If you were making all this stuff yourself, you would by now have a really awesome roast chicken, and you could make a nice soup from the remnants: make stock from the bones, then throw in carrots and celery and onions, a some fresh thyme and black pepper, the leftover chicken meat itself, and some noodles (cook them and add them separately, so they don't turn to mush). But since you're not, head over to Greenblatt's Deli on Sunset, pick up some nice bottles of wine and then sit in a lovely old school booth and order a bowl of their chicken noodle soup. Nothing fancy here – just a classic bowl, served with saltines. The restaurant is just as classic, having not changed overly since it opened in 1926, back when Sunset Boulevard was a DIRT ROAD. If you're not feeling too hot, or you have somebody at home who's not, get your soup to-go (it also comes with matzo balls instead of noodles). And don't forget the wine, of which Greenblatt's has a great supply. 8017 Sunset Blvd., Los Angeles; 323-656-0606.
Grilled cheese sandwich
At Zoe Nathan's Huckleberry, the grilled cheese is as good as it gets. Made with thick slices of the place's country loaf and Fiscalin cheddar, these are hefty and deeply satisfying versions of the classic dish. You could also trek over to FarmShop in the Brentwood Country Mart, where the folks on the market side of the restaurant make a mean pressed sandwich on their panini press out of housemade bread and Fiscalini, Gouda or whatever strikes their fancy in the awesome cheese case. In the case of both restaurants, do not forget dessert. Huckelberry: 1014 Wilshire Blvd., Santa Monica; 310-451-2311. FarmShop: 225 26th St., Brentwood; 310-566-2400.
Spaghetti and meatballs

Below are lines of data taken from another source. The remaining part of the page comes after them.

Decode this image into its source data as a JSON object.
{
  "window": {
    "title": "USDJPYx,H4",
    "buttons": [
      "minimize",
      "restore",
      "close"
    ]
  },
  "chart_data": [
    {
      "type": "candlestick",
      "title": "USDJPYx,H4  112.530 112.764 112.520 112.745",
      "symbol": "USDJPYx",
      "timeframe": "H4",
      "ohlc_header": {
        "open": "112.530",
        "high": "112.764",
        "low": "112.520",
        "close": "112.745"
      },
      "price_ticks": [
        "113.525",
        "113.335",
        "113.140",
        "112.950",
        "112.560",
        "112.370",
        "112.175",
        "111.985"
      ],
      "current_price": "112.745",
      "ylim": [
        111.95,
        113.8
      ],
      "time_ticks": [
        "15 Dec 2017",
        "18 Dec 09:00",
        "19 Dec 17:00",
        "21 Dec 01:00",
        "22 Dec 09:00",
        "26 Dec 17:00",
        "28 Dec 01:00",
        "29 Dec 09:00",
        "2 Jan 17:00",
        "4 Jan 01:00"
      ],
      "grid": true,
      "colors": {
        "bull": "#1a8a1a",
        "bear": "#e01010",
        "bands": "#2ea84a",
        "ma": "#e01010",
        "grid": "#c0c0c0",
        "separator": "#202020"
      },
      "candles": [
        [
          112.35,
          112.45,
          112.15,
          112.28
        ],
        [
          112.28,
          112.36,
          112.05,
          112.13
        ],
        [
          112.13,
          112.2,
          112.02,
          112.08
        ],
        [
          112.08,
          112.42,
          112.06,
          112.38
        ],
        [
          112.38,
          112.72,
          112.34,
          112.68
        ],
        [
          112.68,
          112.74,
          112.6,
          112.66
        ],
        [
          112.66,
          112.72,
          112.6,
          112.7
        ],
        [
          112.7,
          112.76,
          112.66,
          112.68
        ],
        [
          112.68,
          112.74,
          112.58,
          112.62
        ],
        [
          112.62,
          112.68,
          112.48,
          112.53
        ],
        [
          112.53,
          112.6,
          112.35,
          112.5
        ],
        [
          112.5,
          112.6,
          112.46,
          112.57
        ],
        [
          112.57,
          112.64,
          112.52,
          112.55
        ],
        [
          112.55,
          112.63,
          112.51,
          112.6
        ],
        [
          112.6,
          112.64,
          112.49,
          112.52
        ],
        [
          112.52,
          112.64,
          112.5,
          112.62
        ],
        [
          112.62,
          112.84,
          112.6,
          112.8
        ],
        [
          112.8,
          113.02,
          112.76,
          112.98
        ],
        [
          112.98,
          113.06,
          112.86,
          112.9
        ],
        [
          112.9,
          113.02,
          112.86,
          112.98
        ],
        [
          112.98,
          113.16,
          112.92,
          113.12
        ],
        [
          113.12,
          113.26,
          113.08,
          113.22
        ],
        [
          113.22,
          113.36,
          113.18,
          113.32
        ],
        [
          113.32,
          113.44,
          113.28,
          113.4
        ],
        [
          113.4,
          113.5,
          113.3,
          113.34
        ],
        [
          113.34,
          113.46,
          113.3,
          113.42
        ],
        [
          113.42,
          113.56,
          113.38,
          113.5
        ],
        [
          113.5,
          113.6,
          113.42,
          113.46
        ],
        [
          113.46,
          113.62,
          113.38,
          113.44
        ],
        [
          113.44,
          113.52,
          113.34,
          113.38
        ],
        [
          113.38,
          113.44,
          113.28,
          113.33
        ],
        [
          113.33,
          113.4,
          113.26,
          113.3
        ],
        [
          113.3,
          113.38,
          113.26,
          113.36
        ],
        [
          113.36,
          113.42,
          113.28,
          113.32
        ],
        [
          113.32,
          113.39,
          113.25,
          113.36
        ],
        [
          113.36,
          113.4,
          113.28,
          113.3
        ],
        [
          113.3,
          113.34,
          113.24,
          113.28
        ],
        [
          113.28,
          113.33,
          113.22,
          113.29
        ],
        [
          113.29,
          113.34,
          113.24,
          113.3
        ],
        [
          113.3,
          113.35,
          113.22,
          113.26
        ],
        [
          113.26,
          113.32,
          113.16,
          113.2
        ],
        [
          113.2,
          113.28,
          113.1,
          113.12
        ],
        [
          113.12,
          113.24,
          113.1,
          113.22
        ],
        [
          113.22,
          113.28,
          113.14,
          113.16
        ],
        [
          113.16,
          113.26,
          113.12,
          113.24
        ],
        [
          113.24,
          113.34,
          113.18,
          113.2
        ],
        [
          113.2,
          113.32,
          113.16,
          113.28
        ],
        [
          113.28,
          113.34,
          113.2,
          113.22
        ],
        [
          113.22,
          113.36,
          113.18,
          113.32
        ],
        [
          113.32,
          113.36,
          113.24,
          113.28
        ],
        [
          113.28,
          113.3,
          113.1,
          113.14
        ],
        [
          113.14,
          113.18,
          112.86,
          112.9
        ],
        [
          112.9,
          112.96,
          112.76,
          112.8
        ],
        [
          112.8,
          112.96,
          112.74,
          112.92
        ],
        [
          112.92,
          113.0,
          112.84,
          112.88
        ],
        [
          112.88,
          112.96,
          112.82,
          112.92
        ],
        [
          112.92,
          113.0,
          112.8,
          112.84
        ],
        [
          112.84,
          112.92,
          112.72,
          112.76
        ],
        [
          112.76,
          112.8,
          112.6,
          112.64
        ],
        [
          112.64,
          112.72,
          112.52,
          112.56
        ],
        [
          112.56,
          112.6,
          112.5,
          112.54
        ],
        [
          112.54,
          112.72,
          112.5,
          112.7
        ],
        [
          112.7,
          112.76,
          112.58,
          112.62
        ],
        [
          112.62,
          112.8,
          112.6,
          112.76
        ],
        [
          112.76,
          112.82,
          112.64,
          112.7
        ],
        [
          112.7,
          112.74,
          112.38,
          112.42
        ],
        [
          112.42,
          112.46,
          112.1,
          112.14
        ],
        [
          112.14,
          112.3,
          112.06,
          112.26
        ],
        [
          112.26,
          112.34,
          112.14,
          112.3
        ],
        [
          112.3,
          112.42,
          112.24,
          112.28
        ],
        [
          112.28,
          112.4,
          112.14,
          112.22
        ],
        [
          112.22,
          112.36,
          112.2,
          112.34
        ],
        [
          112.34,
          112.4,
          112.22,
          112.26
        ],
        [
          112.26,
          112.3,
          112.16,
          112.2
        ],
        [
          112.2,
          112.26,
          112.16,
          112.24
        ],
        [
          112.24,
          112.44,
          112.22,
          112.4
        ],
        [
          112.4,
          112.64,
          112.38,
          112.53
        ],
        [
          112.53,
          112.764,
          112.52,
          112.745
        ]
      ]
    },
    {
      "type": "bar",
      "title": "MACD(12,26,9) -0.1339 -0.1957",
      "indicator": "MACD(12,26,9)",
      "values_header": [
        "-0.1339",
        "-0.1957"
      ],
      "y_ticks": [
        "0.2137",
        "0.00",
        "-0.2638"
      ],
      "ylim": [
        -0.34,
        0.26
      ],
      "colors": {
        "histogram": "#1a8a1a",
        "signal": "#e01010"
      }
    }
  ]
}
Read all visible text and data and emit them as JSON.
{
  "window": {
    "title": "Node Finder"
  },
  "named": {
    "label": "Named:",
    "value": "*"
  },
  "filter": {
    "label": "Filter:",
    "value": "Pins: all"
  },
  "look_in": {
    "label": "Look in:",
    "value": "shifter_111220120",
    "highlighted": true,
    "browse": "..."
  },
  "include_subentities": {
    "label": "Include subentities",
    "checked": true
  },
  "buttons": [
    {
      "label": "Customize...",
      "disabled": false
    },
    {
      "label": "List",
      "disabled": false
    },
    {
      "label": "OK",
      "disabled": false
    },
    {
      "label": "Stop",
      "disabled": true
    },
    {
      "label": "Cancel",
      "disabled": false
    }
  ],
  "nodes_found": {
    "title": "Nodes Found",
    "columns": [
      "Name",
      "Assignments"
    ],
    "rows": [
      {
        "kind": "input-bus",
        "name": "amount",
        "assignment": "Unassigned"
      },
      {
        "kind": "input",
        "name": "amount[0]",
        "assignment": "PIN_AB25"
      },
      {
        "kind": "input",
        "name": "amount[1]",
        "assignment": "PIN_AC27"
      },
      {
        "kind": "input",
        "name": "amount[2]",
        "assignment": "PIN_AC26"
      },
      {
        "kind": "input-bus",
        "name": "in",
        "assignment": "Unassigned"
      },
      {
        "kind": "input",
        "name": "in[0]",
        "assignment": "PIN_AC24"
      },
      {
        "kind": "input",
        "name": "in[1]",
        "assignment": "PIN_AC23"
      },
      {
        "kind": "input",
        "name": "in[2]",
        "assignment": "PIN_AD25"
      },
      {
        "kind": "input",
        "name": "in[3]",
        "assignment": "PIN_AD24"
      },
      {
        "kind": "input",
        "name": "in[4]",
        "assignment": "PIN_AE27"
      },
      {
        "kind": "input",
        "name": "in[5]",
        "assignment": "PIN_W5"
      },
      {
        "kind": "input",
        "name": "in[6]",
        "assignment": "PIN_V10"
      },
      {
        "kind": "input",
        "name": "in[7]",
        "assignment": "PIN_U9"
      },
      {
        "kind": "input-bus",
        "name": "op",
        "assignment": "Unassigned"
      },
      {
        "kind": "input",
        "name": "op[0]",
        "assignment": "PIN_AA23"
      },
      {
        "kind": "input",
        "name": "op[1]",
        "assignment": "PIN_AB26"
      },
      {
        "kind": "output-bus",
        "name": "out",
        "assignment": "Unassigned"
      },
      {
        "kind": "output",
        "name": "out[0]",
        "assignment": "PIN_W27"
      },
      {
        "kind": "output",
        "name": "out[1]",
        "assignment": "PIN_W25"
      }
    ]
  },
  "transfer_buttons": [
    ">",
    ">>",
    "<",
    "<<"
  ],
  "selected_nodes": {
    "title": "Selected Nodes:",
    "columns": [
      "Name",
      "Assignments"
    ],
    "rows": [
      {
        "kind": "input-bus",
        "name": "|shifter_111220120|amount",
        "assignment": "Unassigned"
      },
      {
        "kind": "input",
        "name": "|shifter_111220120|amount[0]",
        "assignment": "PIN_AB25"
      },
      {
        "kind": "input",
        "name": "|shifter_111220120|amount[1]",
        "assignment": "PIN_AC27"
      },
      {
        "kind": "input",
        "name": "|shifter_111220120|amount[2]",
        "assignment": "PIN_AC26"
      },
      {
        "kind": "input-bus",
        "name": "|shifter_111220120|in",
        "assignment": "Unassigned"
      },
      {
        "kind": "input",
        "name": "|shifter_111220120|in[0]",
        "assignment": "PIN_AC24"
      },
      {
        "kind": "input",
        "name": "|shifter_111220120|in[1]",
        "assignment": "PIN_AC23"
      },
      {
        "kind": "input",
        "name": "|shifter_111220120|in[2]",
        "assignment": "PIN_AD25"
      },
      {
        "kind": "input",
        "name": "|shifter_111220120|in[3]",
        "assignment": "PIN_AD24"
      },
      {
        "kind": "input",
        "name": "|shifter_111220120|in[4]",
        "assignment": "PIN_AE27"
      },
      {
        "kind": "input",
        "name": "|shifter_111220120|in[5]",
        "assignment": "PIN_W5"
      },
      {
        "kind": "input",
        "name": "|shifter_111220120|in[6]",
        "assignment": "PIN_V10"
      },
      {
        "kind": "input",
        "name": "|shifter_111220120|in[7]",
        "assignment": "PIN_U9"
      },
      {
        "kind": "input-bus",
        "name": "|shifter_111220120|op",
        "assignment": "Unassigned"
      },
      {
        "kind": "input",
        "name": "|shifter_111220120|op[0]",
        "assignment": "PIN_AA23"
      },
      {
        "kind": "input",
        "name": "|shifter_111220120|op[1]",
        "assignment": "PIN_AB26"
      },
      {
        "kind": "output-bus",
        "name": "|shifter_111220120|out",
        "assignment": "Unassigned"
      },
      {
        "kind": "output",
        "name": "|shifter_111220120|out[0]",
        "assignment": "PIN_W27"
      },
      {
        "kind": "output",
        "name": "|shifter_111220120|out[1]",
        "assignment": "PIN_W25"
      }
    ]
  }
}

Little Dom's in Los Feliz is a terrific place for comfort food, with diner-ish tables, extremely friendly service, and a to-go deli where you can get a tub of Creole chicken salad and a Nutella panino (!!) after you've had lunch in one of the utterly comfy booths. Chef Brandon Boudet's spaghetti and meatballs is excellent: huge meatballs, a soothing and nicely traditional sauce, and thick noodles cooked nicely al dente. Nothing crazy or fusion-ish, just a bowl of something your mother might have made for you, assuming she was an excellent cook. (Order some extra Parmesan and chili flakes – they'll come in cute little ramekins.) 2128 Hillhurst Ave., Los Feliz; 323-661-0055.
Ice cream sundae
Sweet Rose Creamery is the kind of place your kids will adore and you will too, even if you pretend not to. The ice cream is predictably fantastic, but it's the old fashioned sundaes that really make the place worth going back to again and again and again, with or without your favorite 12-year-old. It's made with two scoops of ice cream, warm hot fudge sauce, whipped cream and crispy almonds – and, in a genius move, chunks of dark chocolate brownies. You can switch out flavors, add or subtract components, etc. – but you really don't need to. It's an amazing combination, a triumph of excellent ingredients, and a very good reason to eat dessert first, last and maybe always. 225 26th St., Brentwood; 310-260-2663.